**Task details**. Take the data that sits below and write it out again exactly.

════════

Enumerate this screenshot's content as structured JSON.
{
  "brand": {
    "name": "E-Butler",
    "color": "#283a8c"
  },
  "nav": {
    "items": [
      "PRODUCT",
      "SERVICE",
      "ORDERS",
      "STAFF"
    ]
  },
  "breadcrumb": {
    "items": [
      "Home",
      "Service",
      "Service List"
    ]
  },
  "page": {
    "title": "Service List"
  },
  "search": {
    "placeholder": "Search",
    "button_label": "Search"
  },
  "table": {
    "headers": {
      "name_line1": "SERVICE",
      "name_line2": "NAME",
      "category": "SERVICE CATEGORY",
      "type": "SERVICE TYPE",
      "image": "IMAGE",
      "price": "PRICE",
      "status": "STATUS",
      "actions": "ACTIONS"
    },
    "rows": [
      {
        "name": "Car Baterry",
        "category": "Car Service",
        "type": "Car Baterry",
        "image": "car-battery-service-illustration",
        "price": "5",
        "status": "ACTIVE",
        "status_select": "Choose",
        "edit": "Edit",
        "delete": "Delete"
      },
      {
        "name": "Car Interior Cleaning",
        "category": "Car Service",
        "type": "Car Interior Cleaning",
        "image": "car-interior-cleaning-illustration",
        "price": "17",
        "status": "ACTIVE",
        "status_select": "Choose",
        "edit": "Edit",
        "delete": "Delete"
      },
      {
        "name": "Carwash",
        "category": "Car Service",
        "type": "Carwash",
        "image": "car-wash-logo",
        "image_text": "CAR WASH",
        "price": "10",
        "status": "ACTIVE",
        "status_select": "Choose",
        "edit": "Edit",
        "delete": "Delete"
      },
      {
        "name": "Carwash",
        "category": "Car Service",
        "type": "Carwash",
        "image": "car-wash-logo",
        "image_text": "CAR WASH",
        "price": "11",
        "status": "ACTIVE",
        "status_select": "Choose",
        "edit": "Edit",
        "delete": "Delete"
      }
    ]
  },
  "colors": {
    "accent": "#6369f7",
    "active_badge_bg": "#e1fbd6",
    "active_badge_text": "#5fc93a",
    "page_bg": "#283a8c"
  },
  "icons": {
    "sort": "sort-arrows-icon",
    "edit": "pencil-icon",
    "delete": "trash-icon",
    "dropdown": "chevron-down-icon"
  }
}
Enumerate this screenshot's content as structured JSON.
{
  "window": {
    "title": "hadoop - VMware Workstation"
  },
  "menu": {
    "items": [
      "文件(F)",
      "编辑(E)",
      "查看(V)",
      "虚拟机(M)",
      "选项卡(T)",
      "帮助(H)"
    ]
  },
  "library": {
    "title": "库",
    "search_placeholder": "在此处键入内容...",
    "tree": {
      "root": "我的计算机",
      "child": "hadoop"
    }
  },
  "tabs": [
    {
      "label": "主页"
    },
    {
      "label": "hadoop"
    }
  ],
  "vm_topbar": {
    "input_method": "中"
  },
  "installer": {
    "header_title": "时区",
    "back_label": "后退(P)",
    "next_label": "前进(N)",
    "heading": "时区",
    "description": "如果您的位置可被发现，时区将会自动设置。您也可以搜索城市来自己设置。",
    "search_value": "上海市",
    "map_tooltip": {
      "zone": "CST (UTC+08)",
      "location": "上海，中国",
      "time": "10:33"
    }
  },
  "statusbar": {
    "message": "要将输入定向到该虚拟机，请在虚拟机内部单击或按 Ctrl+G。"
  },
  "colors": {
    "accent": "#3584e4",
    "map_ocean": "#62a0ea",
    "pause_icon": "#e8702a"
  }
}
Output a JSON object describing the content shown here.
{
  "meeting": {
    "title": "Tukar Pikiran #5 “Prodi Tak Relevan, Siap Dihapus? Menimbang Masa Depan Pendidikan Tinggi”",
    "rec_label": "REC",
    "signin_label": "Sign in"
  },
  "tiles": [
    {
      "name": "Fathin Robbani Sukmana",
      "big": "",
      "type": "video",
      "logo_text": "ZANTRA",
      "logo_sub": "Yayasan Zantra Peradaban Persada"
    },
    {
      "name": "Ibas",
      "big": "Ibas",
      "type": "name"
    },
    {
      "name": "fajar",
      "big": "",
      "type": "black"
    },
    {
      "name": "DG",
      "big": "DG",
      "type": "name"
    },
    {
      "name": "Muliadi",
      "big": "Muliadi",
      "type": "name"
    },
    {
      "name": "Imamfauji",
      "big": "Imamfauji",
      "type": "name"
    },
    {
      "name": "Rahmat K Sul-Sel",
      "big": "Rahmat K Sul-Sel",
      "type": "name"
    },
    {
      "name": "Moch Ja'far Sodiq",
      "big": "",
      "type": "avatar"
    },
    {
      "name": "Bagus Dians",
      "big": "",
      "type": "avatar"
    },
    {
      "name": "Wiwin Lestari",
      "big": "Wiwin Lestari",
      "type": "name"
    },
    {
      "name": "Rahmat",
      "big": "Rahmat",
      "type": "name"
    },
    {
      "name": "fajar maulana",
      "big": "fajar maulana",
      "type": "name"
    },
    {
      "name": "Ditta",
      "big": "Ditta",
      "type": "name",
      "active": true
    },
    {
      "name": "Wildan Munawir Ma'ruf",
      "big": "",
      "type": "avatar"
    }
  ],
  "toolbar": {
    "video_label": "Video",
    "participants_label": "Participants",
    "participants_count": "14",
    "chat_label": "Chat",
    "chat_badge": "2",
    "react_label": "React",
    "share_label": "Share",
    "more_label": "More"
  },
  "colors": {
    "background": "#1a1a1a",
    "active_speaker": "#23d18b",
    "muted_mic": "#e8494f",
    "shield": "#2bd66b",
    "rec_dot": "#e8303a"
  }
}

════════

**Expected answer**.
Enumerate this screenshot's content as structured JSON.
{
  "brand": {
    "name": "E-Butler",
    "color": "#283a8c"
  },
  "nav": {
    "items": [
      "PRODUCT",
      "SERVICE",
      "ORDERS",
      "STAFF"
    ]
  },
  "breadcrumb": {
    "items": [
      "Home",
      "Service",
      "Service List"
    ]
  },
  "page": {
    "title": "Service List"
  },
  "search": {
    "placeholder": "Search",
    "button_label": "Search"
  },
  "table": {
    "headers": {
      "name_line1": "SERVICE",
      "name_line2": "NAME",
      "category": "SERVICE CATEGORY",
      "type": "SERVICE TYPE",
      "image": "IMAGE",
      "price": "PRICE",
      "status": "STATUS",
      "actions": "ACTIONS"
    },
    "rows": [
      {
        "name": "Car Baterry",
        "category": "Car Service",
        "type": "Car Baterry",
        "image": "car-battery-service-illustration",
        "price": "5",
        "status": "ACTIVE",
        "status_select": "Choose",
        "edit": "Edit",
        "delete": "Delete"
      },
      {
        "name": "Car Interior Cleaning",
        "category": "Car Service",
        "type": "Car Interior Cleaning",
        "image": "car-interior-cleaning-illustration",
        "price": "17",
        "status": "ACTIVE",
        "status_select": "Choose",
        "edit": "Edit",
        "delete": "Delete"
      },
      {
        "name": "Carwash",
        "category": "Car Service",
        "type": "Carwash",
        "image": "car-wash-logo",
        "image_text": "CAR WASH",
        "price": "10",
        "status": "ACTIVE",
        "status_select": "Choose",
        "edit": "Edit",
        "delete": "Delete"
      },
      {
        "name": "Carwash",
        "category": "Car Service",
        "type": "Carwash",
        "image": "car-wash-logo",
        "image_text": "CAR WASH",
        "price": "11",
        "status": "ACTIVE",
        "status_select": "Choose",
        "edit": "Edit",
        "delete": "Delete"
      }
    ]
  },
  "colors": {
    "accent": "#6369f7",
    "active_badge_bg": "#e1fbd6",
    "active_badge_text": "#5fc93a",
    "page_bg": "#283a8c"
  },
  "icons": {
    "sort": "sort-arrows-icon",
    "edit": "pencil-icon",
    "delete": "trash-icon",
    "dropdown": "chevron-down-icon"
  }
}
Enumerate this screenshot's content as structured JSON.
{
  "window": {
    "title": "hadoop - VMware Workstation"
  },
  "menu": {
    "items": [
      "文件(F)",
      "编辑(E)",
      "查看(V)",
      "虚拟机(M)",
      "选项卡(T)",
      "帮助(H)"
    ]
  },
  "library": {
    "title": "库",
    "search_placeholder": "在此处键入内容...",
    "tree": {
      "root": "我的计算机",
      "child": "hadoop"
    }
  },
  "tabs": [
    {
      "label": "主页"
    },
    {
      "label": "hadoop"
    }
  ],
  "vm_topbar": {
    "input_method": "中"
  },
  "installer": {
    "header_title": "时区",
    "back_label": "后退(P)",
    "next_label": "前进(N)",
    "heading": "时区",
    "description": "如果您的位置可被发现，时区将会自动设置。您也可以搜索城市来自己设置。",
    "search_value": "上海市",
    "map_tooltip": {
      "zone": "CST (UTC+08)",
      "location": "上海，中国",
      "time": "10:33"
    }
  },
  "statusbar": {
    "message": "要将输入定向到该虚拟机，请在虚拟机内部单击或按 Ctrl+G。"
  },
  "colors": {
    "accent": "#3584e4",
    "map_ocean": "#62a0ea",
    "pause_icon": "#e8702a"
  }
}
Output a JSON object describing the content shown here.
{
  "meeting": {
    "title": "Tukar Pikiran #5 “Prodi Tak Relevan, Siap Dihapus? Menimbang Masa Depan Pendidikan Tinggi”",
    "rec_label": "REC",
    "signin_label": "Sign in"
  },
  "tiles": [
    {
      "name": "Fathin Robbani Sukmana",
      "big": "",
      "type": "video",
      "logo_text": "ZANTRA",
      "logo_sub": "Yayasan Zantra Peradaban Persada"
    },
    {
      "name": "Ibas",
      "big": "Ibas",
      "type": "name"
    },
    {
      "name": "fajar",
      "big": "",
      "type": "black"
    },
    {
      "name": "DG",
      "big": "DG",
      "type": "name"
    },
    {
      "name": "Muliadi",
      "big": "Muliadi",
      "type": "name"
    },
    {
      "name": "Imamfauji",
      "big": "Imamfauji",
      "type": "name"
    },
    {
      "name": "Rahmat K Sul-Sel",
      "big": "Rahmat K Sul-Sel",
      "type": "name"
    },
    {
      "name": "Moch Ja'far Sodiq",
      "big": "",
      "type": "avatar"
    },
    {
      "name": "Bagus Dians",
      "big": "",
      "type": "avatar"
    },
    {
      "name": "Wiwin Lestari",
      "big": "Wiwin Lestari",
      "type": "name"
    },
    {
      "name": "Rahmat",
      "big": "Rahmat",
      "type": "name"
    },
    {
      "name": "fajar maulana",
      "big": "fajar maulana",
      "type": "name"
    },
    {
      "name": "Ditta",
      "big": "Ditta",
      "type": "name",
      "active": true
    },
    {
      "name": "Wildan Munawir Ma'ruf",
      "big": "",
      "type": "avatar"
    }
  ],
  "toolbar": {
    "video_label": "Video",
    "participants_label": "Participants",
    "participants_count": "14",
    "chat_label": "Chat",
    "chat_badge": "2",
    "react_label": "React",
    "share_label": "Share",
    "more_label": "More"
  },
  "colors": {
    "background": "#1a1a1a",
    "active_speaker": "#23d18b",
    "muted_mic": "#e8494f",
    "shield": "#2bd66b",
    "rec_dot": "#e8303a"
  }
}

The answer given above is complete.